=== PROBLEM TO WORK ON ===
Scan the data below. Pull out each line where "icon" occurs.

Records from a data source
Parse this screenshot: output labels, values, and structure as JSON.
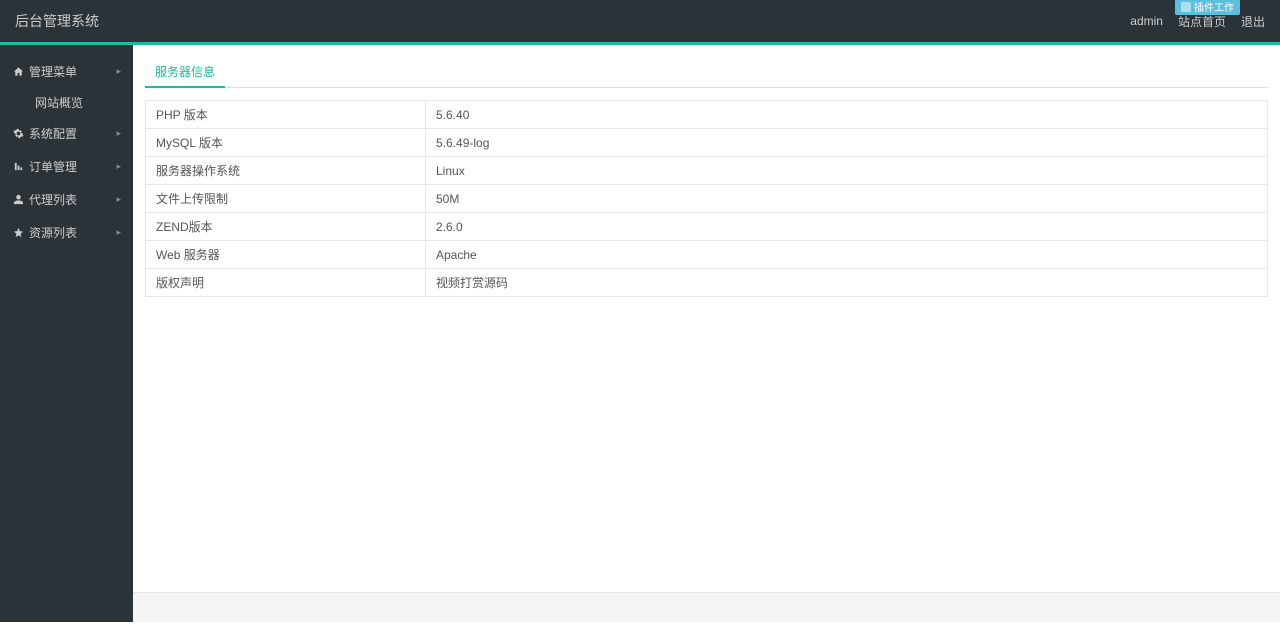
{
  "header": {
    "title": "后台管理系统",
    "badge": "插件工作",
    "user": "admin",
    "home": "站点首页",
    "logout": "退出"
  },
  "sidebar": {
    "items": [
      {
        "label": "管理菜单",
        "icon": "home"
      },
      {
        "label": "系统配置",
        "icon": "cog"
      },
      {
        "label": "订单管理",
        "icon": "bars"
      },
      {
        "label": "代理列表",
        "icon": "user"
      },
      {
        "label": "资源列表",
        "icon": "star"
      }
    ],
    "subitem": "网站概览"
  },
  "main": {
    "tab": "服务器信息",
    "rows": [
      {
        "key": "PHP 版本",
        "value": "5.6.40"
      },
      {
        "key": "MySQL 版本",
        "value": "5.6.49-log"
      },
      {
        "key": "服务器操作系统",
        "value": "Linux"
      },
      {
        "key": "文件上传限制",
        "value": "50M"
      },
      {
        "key": "ZEND版本",
        "value": "2.6.0"
      },
      {
        "key": "Web 服务器",
        "value": "Apache"
      },
      {
        "key": "版权声明",
        "value": "视频打赏源码"
      }
    ]
  }
}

=== OUTPUT OF THE EXERCISE ===
        "icon": "home"
        "icon": "cog"
        "icon": "bars"
        "icon": "user"
        "icon": "star"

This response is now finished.